Where do they get their ideas? The Busan Stadium is like a gigantic space ship, with the most beautiful grass, wide surroundings and steep, spacious seating areas with not a barrier in sight to spoil ones' views.
Under the stadium there are facilities for the most extraordinary hordes of press, photographers, stewards, caterers, VIPs and pre-match entertainers. Indeed, at both stadiums - Ulsan and Busan - there has been an opening ceremony almost of the magnitude of the one witnessed by the world at Seoul.
The game itself was slightly disappointing, although exciting at the end. Paraguay were clearly the superior first half team with Gamarra, who has just secured a move to AC Milan, a stylish and competent defender. Arce, who I had never seen before at close quarters, is an exceptional taker of free-kicks and corners.
He is equally as adept in open play. His ball for the first goal was a wicked, fast, curving cross in the true Beckham manner. His corners were spot on, he took a magnificent free-kick in the first half, which was saved by the deputy goalkeeper and he scored the most fantastic free-kick from the left hand side of the box in the second period that put Paraguay into a seemingly unassailable position.
Already, in my view, the best player on the field, Santa Cruz from Bayern, had scored the first goal with a header.
Unquestionably, his ability to hold the ball, his power in the air and his movement, make him the best young player that I have seen so far in an attacking position. Although Diouf from Senegal has excellent trickery and pace.

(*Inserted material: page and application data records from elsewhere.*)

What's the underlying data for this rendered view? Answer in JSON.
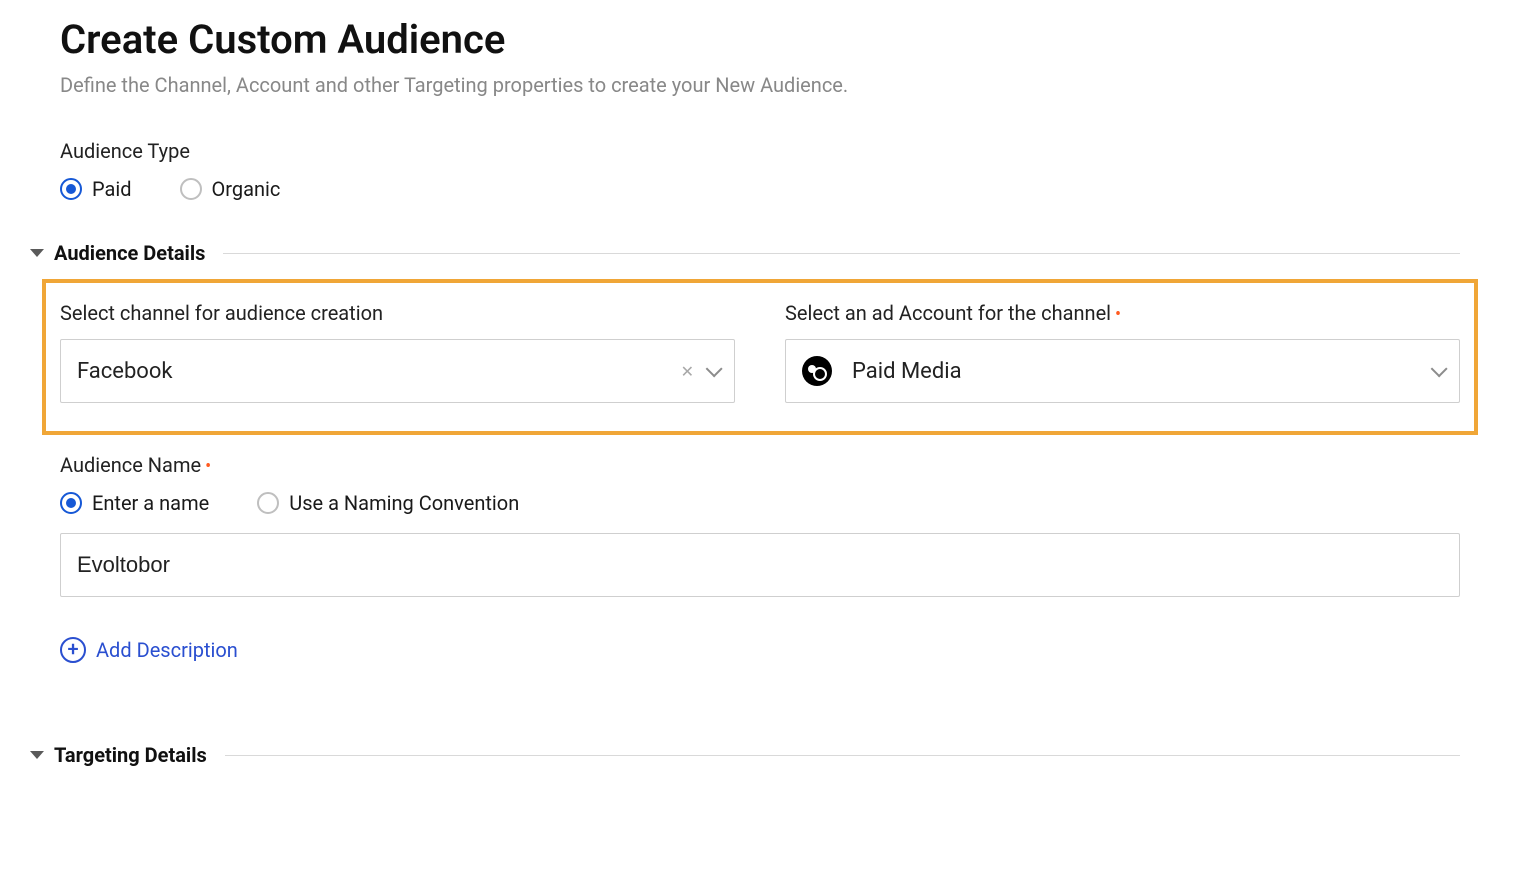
{
  "page": {
    "title": "Create Custom Audience",
    "subtitle": "Define the Channel, Account and other Targeting properties to create your New Audience."
  },
  "audience_type": {
    "label": "Audience Type",
    "options": [
      "Paid",
      "Organic"
    ],
    "selected": "Paid"
  },
  "sections": {
    "details_title": "Audience Details",
    "targeting_title": "Targeting Details"
  },
  "channel_field": {
    "label": "Select channel for audience creation",
    "value": "Facebook"
  },
  "account_field": {
    "label": "Select an ad Account for the channel",
    "value": "Paid Media"
  },
  "audience_name": {
    "label": "Audience Name",
    "options": [
      "Enter a name",
      "Use a Naming Convention"
    ],
    "selected": "Enter a name",
    "value": "Evoltobor"
  },
  "add_description": "Add Description"
}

Both players, incidentally, played up on their own. Their teams using a strategy of players breaking from deeper positions. Unlike England, they did not play with a pair up front - as Owen and Vassell did against Sweden.

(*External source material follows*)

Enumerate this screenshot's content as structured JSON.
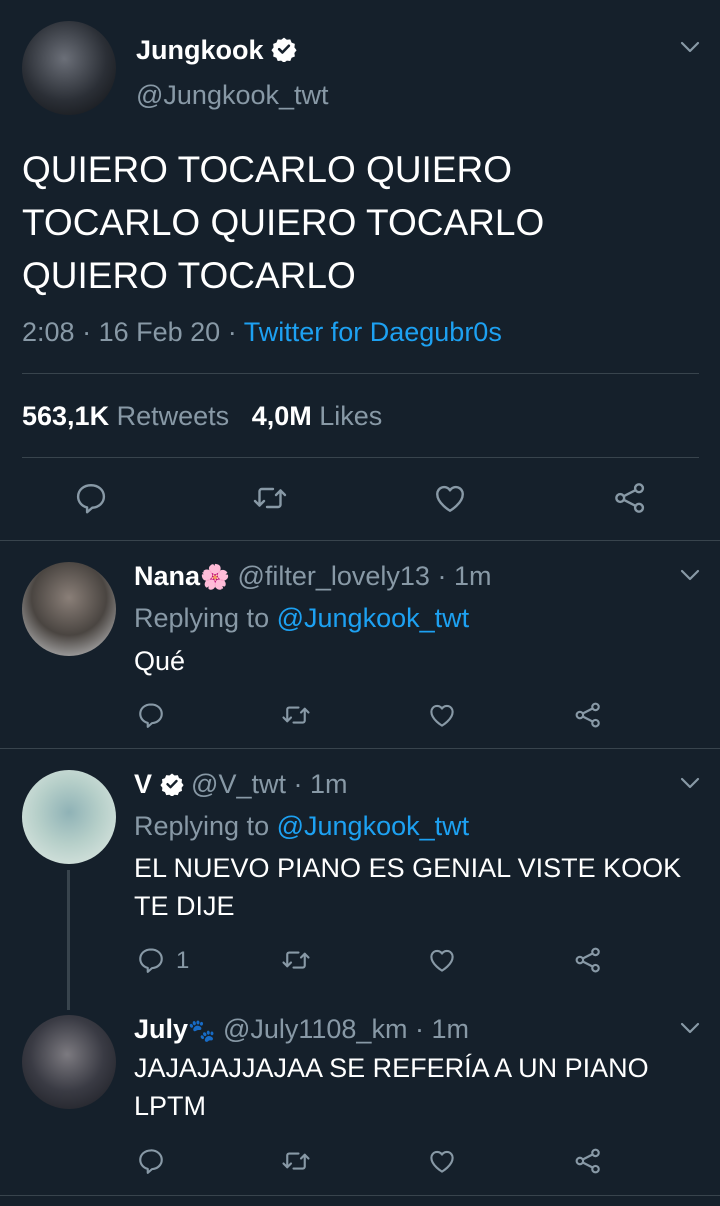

South Africa showed great resilience but had a very sketchy first half, passing rather waywardly and only Radebe and Carnell at left back looked sound.
Fortune could not get into the game and the two front players, Benni McCarthy and Zuma were both inconspicuous.

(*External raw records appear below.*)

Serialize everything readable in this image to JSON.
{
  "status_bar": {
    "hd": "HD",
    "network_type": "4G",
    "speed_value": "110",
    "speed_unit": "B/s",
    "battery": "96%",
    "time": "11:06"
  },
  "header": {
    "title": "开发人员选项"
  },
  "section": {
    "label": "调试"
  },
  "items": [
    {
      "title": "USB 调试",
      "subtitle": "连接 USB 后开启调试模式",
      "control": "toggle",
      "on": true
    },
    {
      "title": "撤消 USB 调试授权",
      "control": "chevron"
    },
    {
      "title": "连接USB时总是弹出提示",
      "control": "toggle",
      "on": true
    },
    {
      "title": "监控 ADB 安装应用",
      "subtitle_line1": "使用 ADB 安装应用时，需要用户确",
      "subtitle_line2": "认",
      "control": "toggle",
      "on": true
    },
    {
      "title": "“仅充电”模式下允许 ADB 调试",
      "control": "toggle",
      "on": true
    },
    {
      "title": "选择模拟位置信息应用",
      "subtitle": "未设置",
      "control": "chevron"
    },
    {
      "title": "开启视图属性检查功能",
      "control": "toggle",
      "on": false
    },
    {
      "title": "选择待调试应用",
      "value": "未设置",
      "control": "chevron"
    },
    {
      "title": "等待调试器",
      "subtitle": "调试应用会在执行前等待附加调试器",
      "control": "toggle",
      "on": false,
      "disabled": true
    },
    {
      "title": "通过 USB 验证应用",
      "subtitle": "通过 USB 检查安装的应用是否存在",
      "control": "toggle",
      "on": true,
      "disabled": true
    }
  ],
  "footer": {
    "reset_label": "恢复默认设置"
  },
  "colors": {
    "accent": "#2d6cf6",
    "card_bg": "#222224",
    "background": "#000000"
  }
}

After Arce's goal, with nothing to lose and pride to restore, South Africa responded strongly purely by throwing bodies forward and getting players into that important area - the penalty box.
After a little bout of pressure, Struway diverted a 25-yard shot from Mokoena into his own goal. Even afterwards, Paraguay looked in charge - until the last minute that was, when Tavarelli brought down Zuma.
Fortune took the weight of a nation's hopes on his shoulders and dispatched the penalty with some calm and force. The South African's went crazy and relished their moment of pleasure. It was quite some theatre.
All square, but on this evidence South Africa will not survive Group B.
More journeys to come, but well worth it in this intriguing voyage to see this festival of the top players in the world.
David Pleat clocks up the mileage and reflects on his third game of the tournament at a space-age arena that he was rather taken with...